- Opening Delimiter -

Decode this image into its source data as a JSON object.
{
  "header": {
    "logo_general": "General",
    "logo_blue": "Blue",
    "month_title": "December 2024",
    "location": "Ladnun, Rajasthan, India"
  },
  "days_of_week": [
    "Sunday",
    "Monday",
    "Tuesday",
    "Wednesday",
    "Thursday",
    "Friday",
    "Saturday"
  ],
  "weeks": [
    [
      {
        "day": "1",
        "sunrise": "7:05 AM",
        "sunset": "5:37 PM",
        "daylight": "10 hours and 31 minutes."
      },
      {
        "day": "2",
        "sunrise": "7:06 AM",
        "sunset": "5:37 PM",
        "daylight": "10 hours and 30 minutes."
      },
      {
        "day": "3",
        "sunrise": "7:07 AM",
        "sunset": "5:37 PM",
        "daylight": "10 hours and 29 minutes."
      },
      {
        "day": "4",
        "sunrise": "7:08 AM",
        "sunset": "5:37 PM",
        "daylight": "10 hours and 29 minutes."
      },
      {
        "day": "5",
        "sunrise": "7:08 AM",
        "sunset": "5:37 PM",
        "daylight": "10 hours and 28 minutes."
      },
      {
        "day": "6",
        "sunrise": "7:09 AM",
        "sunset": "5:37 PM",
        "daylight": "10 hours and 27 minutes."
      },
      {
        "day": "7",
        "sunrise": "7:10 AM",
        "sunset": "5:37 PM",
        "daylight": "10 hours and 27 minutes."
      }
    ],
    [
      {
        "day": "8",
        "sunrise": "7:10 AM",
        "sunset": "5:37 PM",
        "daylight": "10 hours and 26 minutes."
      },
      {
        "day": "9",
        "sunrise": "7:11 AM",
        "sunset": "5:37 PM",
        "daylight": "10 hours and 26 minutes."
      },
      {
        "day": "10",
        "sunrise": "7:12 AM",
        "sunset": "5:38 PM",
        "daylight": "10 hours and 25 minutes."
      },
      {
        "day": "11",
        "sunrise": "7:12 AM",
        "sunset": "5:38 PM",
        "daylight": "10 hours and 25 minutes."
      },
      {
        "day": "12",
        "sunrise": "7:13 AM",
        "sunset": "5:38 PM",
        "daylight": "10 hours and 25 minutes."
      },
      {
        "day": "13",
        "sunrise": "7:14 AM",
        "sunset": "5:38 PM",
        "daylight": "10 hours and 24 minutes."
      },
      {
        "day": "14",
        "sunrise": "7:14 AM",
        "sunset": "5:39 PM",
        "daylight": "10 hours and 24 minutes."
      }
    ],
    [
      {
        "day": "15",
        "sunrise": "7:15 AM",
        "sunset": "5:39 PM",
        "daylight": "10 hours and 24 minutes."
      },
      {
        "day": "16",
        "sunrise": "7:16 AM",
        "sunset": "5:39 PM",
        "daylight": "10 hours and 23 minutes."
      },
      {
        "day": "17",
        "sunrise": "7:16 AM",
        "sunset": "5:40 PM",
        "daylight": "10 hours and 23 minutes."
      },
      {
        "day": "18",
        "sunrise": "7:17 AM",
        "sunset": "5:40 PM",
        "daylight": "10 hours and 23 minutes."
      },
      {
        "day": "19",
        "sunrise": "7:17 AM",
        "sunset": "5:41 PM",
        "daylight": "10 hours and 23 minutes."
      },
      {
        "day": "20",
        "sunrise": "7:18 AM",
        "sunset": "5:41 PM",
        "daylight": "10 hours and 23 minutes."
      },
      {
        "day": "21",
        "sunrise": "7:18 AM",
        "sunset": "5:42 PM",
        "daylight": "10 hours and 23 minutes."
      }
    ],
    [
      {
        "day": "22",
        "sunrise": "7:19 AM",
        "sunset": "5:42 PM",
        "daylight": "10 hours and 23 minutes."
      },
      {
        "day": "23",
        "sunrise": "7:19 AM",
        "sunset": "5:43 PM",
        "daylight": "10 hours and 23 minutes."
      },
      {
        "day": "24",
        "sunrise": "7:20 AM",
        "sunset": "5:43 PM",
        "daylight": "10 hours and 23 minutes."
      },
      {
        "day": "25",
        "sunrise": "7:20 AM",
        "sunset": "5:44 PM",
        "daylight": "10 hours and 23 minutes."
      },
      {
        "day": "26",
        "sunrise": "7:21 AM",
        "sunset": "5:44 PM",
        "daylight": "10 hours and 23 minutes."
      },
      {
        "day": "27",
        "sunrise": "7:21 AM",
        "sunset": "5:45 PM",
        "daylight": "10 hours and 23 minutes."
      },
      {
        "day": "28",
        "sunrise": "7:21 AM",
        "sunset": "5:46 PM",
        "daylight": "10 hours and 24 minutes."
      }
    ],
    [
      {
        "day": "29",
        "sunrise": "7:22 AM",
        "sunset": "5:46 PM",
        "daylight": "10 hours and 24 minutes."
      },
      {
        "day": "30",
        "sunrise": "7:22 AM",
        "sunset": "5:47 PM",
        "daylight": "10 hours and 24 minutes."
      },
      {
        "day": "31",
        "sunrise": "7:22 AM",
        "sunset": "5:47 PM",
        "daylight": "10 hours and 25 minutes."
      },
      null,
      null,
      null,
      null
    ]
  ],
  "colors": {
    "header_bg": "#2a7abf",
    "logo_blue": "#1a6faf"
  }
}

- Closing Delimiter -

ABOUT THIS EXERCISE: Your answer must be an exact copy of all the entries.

EXERCISE RESULT:
Decode this image into its source data as a JSON object.
{
  "header": {
    "logo_general": "General",
    "logo_blue": "Blue",
    "month_title": "December 2024",
    "location": "Ladnun, Rajasthan, India"
  },
  "days_of_week": [
    "Sunday",
    "Monday",
    "Tuesday",
    "Wednesday",
    "Thursday",
    "Friday",
    "Saturday"
  ],
  "weeks": [
    [
      {
        "day": "1",
        "sunrise": "7:05 AM",
        "sunset": "5:37 PM",
        "daylight": "10 hours and 31 minutes."
      },
      {
        "day": "2",
        "sunrise": "7:06 AM",
        "sunset": "5:37 PM",
        "daylight": "10 hours and 30 minutes."
      },
      {
        "day": "3",
        "sunrise": "7:07 AM",
        "sunset": "5:37 PM",
        "daylight": "10 hours and 29 minutes."
      },
      {
        "day": "4",
        "sunrise": "7:08 AM",
        "sunset": "5:37 PM",
        "daylight": "10 hours and 29 minutes."
      },
      {
        "day": "5",
        "sunrise": "7:08 AM",
        "sunset": "5:37 PM",
        "daylight": "10 hours and 28 minutes."
      },
      {
        "day": "6",
        "sunrise": "7:09 AM",
        "sunset": "5:37 PM",
        "daylight": "10 hours and 27 minutes."
      },
      {
        "day": "7",
        "sunrise": "7:10 AM",
        "sunset": "5:37 PM",
        "daylight": "10 hours and 27 minutes."
      }
    ],
    [
      {
        "day": "8",
        "sunrise": "7:10 AM",
        "sunset": "5:37 PM",
        "daylight": "10 hours and 26 minutes."
      },
      {
        "day": "9",
        "sunrise": "7:11 AM",
        "sunset": "5:37 PM",
        "daylight": "10 hours and 26 minutes."
      },
      {
        "day": "10",
        "sunrise": "7:12 AM",
        "sunset": "5:38 PM",
        "daylight": "10 hours and 25 minutes."
      },
      {
        "day": "11",
        "sunrise": "7:12 AM",
        "sunset": "5:38 PM",
        "daylight": "10 hours and 25 minutes."
      },
      {
        "day": "12",
        "sunrise": "7:13 AM",
        "sunset": "5:38 PM",
        "daylight": "10 hours and 25 minutes."
      },
      {
        "day": "13",
        "sunrise": "7:14 AM",
        "sunset": "5:38 PM",
        "daylight": "10 hours and 24 minutes."
      },
      {
        "day": "14",
        "sunrise": "7:14 AM",
        "sunset": "5:39 PM",
        "daylight": "10 hours and 24 minutes."
      }
    ],
    [
      {
        "day": "15",
        "sunrise": "7:15 AM",
        "sunset": "5:39 PM",
        "daylight": "10 hours and 24 minutes."
      },
      {
        "day": "16",
        "sunrise": "7:16 AM",
        "sunset": "5:39 PM",
        "daylight": "10 hours and 23 minutes."
      },
      {
        "day": "17",
        "sunrise": "7:16 AM",
        "sunset": "5:40 PM",
        "daylight": "10 hours and 23 minutes."
      },
      {
        "day": "18",
        "sunrise": "7:17 AM",
        "sunset": "5:40 PM",
        "daylight": "10 hours and 23 minutes."
      },
      {
        "day": "19",
        "sunrise": "7:17 AM",
        "sunset": "5:41 PM",
        "daylight": "10 hours and 23 minutes."
      },
      {
        "day": "20",
        "sunrise": "7:18 AM",
        "sunset": "5:41 PM",
        "daylight": "10 hours and 23 minutes."
      },
      {
        "day": "21",
        "sunrise": "7:18 AM",
        "sunset": "5:42 PM",
        "daylight": "10 hours and 23 minutes."
      }
    ],
    [
      {
        "day": "22",
        "sunrise": "7:19 AM",
        "sunset": "5:42 PM",
        "daylight": "10 hours and 23 minutes."
      },
      {
        "day": "23",
        "sunrise": "7:19 AM",
        "sunset": "5:43 PM",
        "daylight": "10 hours and 23 minutes."
      },
      {
        "day": "24",
        "sunrise": "7:20 AM",
        "sunset": "5:43 PM",
        "daylight": "10 hours and 23 minutes."
      },
      {
        "day": "25",
        "sunrise": "7:20 AM",
        "sunset": "5:44 PM",
        "daylight": "10 hours and 23 minutes."
      },
      {
        "day": "26",
        "sunrise": "7:21 AM",
        "sunset": "5:44 PM",
        "daylight": "10 hours and 23 minutes."
      },
      {
        "day": "27",
        "sunrise": "7:21 AM",
        "sunset": "5:45 PM",
        "daylight": "10 hours and 23 minutes."
      },
      {
        "day": "28",
        "sunrise": "7:21 AM",
        "sunset": "5:46 PM",
        "daylight": "10 hours and 24 minutes."
      }
    ],
    [
      {
        "day": "29",
        "sunrise": "7:22 AM",
        "sunset": "5:46 PM",
        "daylight": "10 hours and 24 minutes."
      },
      {
        "day": "30",
        "sunrise": "7:22 AM",
        "sunset": "5:47 PM",
        "daylight": "10 hours and 24 minutes."
      },
      {
        "day": "31",
        "sunrise": "7:22 AM",
        "sunset": "5:47 PM",
        "daylight": "10 hours and 25 minutes."
      },
      null,
      null,
      null,
      null
    ]
  ],
  "colors": {
    "header_bg": "#2a7abf",
    "logo_blue": "#1a6faf"
  }
}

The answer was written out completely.